On Friday and Saturday, August 21-22, 2009, we drove the length of Washington State Route 26, straight across the heart of the Columbia Basin.
State route No. 26:
A state highway to be known as state route number 26 is established as follows:
Beginning at a junction with state route number 90 in the vicinity of the east end of the Vantage bridge, thence southerly, parallel to the east bank of the Columbia river for a distance of approximately two and one-half miles, thence southeasterly to the vicinity of Othello, thence easterly to a junction with state route number 395, thence easterly by way of the vicinity of Washtucna and Dusty to a junction with state route number 195 in the vicinity of Colfax.
As the sun is heading down, we begin our journey on SR 26, crossing under I-90.
Quite before 2.5 miles is up, we arrive at the junction with SR 243 and begin up the hill to the farmlands of the Columbia Basin. Why do you think the legislature was so specific in the mileage, and why doesn't the road take that route? I guess this northerly canyon was more appealing for the highway.
Since the sun has sunk below the horizon, I must stop the car to take a proper photograph at the junction with SR 262. We then turned north (um... east) on Highway 262 and spent the night at Potholes State Park. Soon after the sun woke us up the next morning, we continued east on Highway 26.
Miles of farms later, with the sun in our eyes, we arrive at Othello and the junction with SR 24.
And soon thereafter, SR 17.
Out in the middle of nowhere, SR 26 crosses US 395. The signs tempt us with big cities, but we press forward.
Passing miles of farms, we drive straight east till we reach SR 21, then we keep driving straight east.
Eventually, though, we cross the flatlands and reach a land of congregated coulees which force the road down into valleys, till we reach Washtucna and the junction with SR 260 and SR 261. South, north, west, east, west. . . it's only a four-way intersection.
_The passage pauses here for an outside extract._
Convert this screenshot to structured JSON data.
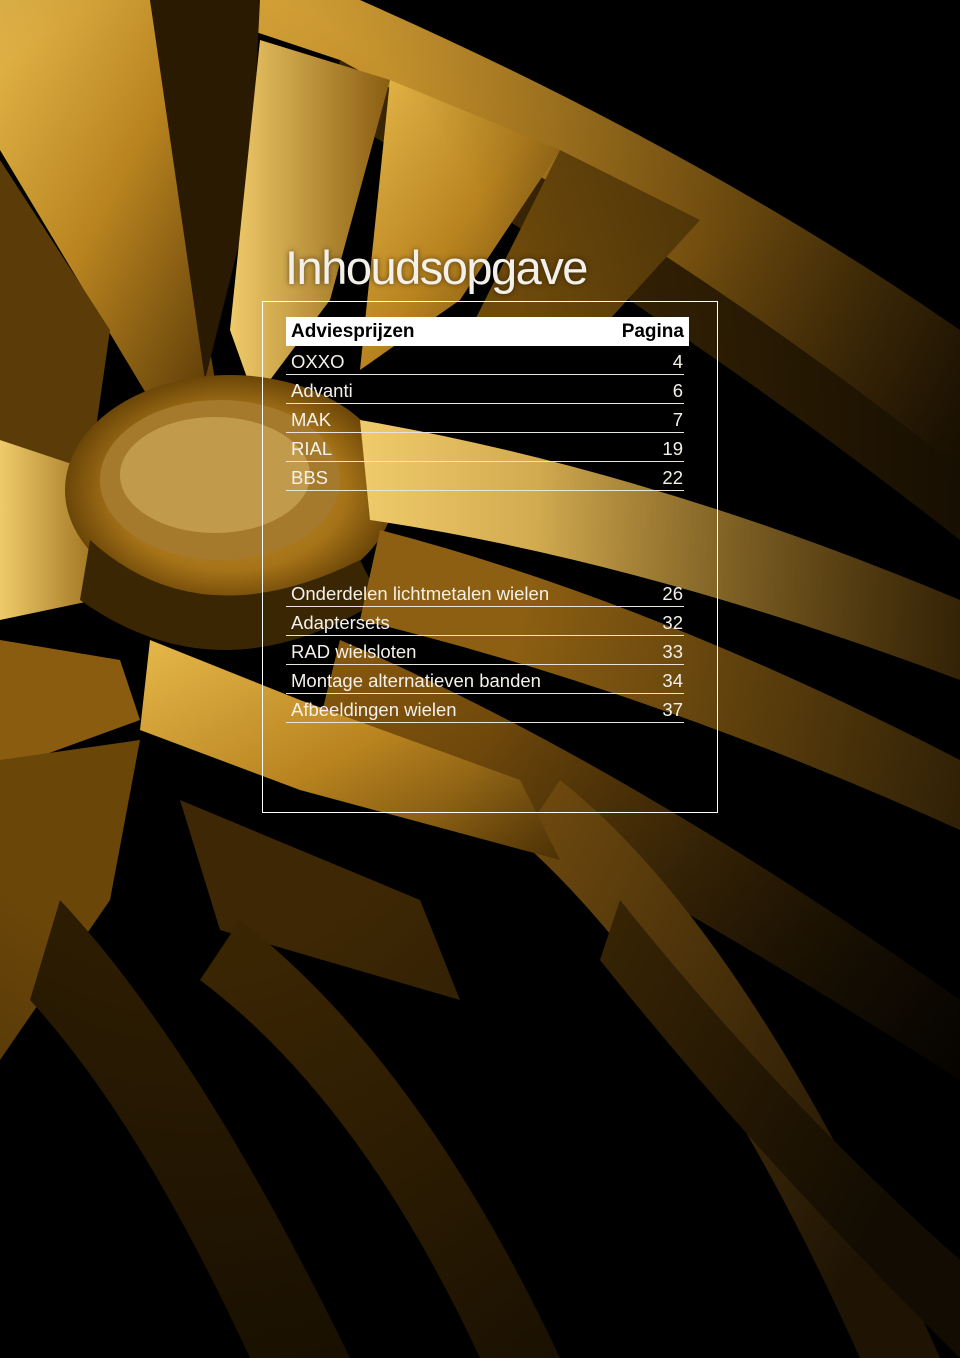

And right about where the sign welcomes you to Whitman County, the land around you does certainly appear to be The Palouse. Gently rolling hills, farmed with the help of technology: a non-tipping tractor. At the tiny town of Dusty, we find this junction with SR 127, as well as the Dusty Country Store, which you must visit. Very friendly folks. And the architecture!
Before we know it, we're at Colfax and US 195, which is also the end of Highway 26. Left to Spokane, right to Pullman.
A fast straight road for most its length. It's no wonder WSU students take it to school. Classes start tomorrow!